## Data provided
::::::::::
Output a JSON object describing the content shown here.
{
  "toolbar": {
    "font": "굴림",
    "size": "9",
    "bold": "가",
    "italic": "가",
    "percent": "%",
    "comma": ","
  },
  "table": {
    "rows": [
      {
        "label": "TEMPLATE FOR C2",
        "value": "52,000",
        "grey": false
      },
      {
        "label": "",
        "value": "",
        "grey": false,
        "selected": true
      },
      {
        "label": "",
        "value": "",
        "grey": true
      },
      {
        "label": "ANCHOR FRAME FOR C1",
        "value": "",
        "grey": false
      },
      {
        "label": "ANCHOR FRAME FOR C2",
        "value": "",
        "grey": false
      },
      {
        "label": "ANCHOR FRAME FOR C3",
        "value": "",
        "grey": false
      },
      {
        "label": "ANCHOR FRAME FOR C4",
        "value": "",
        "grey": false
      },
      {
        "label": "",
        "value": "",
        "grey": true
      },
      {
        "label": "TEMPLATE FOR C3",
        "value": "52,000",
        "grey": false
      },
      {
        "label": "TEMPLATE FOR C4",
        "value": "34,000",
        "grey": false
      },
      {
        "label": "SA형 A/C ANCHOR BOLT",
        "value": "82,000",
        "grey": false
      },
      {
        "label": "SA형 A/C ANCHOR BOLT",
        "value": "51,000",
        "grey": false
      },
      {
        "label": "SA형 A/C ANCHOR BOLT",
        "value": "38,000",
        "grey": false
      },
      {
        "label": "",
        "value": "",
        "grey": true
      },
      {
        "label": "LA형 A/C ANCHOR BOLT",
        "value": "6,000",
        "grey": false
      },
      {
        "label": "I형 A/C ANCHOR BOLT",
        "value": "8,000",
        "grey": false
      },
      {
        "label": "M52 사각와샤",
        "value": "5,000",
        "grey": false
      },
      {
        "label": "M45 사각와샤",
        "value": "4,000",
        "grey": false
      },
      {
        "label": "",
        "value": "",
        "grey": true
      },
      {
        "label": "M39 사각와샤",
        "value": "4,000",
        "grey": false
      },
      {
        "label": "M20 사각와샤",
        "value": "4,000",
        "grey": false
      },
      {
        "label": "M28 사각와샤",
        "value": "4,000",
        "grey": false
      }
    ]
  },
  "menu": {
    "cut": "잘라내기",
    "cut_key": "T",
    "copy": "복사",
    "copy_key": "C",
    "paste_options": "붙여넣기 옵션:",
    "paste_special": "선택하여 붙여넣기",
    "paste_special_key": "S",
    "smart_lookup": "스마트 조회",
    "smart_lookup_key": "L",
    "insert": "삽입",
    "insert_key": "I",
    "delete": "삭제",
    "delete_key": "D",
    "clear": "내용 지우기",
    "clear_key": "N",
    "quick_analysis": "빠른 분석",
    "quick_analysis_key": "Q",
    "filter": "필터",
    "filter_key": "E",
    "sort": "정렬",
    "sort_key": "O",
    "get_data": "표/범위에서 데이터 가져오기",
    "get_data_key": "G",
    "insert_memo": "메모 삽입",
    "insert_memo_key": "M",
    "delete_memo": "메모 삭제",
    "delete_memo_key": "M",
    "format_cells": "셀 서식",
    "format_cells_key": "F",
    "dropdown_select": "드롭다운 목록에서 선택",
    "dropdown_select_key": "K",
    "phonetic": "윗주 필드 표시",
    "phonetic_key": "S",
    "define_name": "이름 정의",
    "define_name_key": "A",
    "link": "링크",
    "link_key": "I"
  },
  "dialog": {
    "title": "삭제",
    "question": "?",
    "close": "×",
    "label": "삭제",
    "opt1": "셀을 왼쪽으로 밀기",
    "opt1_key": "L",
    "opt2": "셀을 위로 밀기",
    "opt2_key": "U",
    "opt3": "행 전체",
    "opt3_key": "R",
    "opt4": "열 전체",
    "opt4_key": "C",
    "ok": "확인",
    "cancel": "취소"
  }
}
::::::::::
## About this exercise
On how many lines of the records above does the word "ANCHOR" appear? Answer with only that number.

## Solution for this task
9